TASK DIRECTIONS: The required answer is the data below, restated word for word with images omitted.

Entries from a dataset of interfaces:
+---+

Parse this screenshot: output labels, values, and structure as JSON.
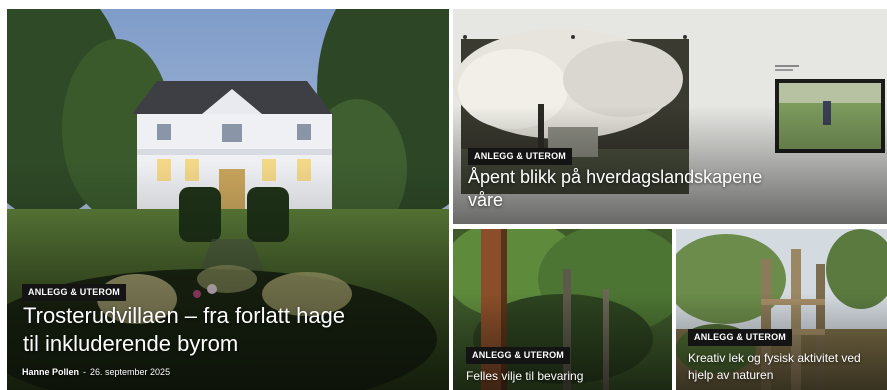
{
  "cards": [
    {
      "category": "ANLEGG & UTEROM",
      "title_line1": "Trosterudvillaen – fra forlatt hage",
      "title_line2": "til inkluderende byrom",
      "author": "Hanne Pollen",
      "date": "26. september 2025"
    },
    {
      "category": "ANLEGG & UTEROM",
      "title_line1": "Åpent blikk på hverdagslandskapene",
      "title_line2": "våre"
    },
    {
      "category": "ANLEGG & UTEROM",
      "title_line1": "Felles vilje til bevaring"
    },
    {
      "category": "ANLEGG & UTEROM",
      "title_line1": "Kreativ lek og fysisk aktivitet ved",
      "title_line2": "hjelp av naturen"
    }
  ],
  "colors": {
    "tag_bg": "#141414",
    "title": "#ffffff"
  }
}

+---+

SOLUTION TO THIS TASK:
Parse this screenshot: output labels, values, and structure as JSON.
{
  "cards": [
    {
      "category": "ANLEGG & UTEROM",
      "title_line1": "Trosterudvillaen – fra forlatt hage",
      "title_line2": "til inkluderende byrom",
      "author": "Hanne Pollen",
      "date": "26. september 2025"
    },
    {
      "category": "ANLEGG & UTEROM",
      "title_line1": "Åpent blikk på hverdagslandskapene",
      "title_line2": "våre"
    },
    {
      "category": "ANLEGG & UTEROM",
      "title_line1": "Felles vilje til bevaring"
    },
    {
      "category": "ANLEGG & UTEROM",
      "title_line1": "Kreativ lek og fysisk aktivitet ved",
      "title_line2": "hjelp av naturen"
    }
  ],
  "colors": {
    "tag_bg": "#141414",
    "title": "#ffffff"
  }
}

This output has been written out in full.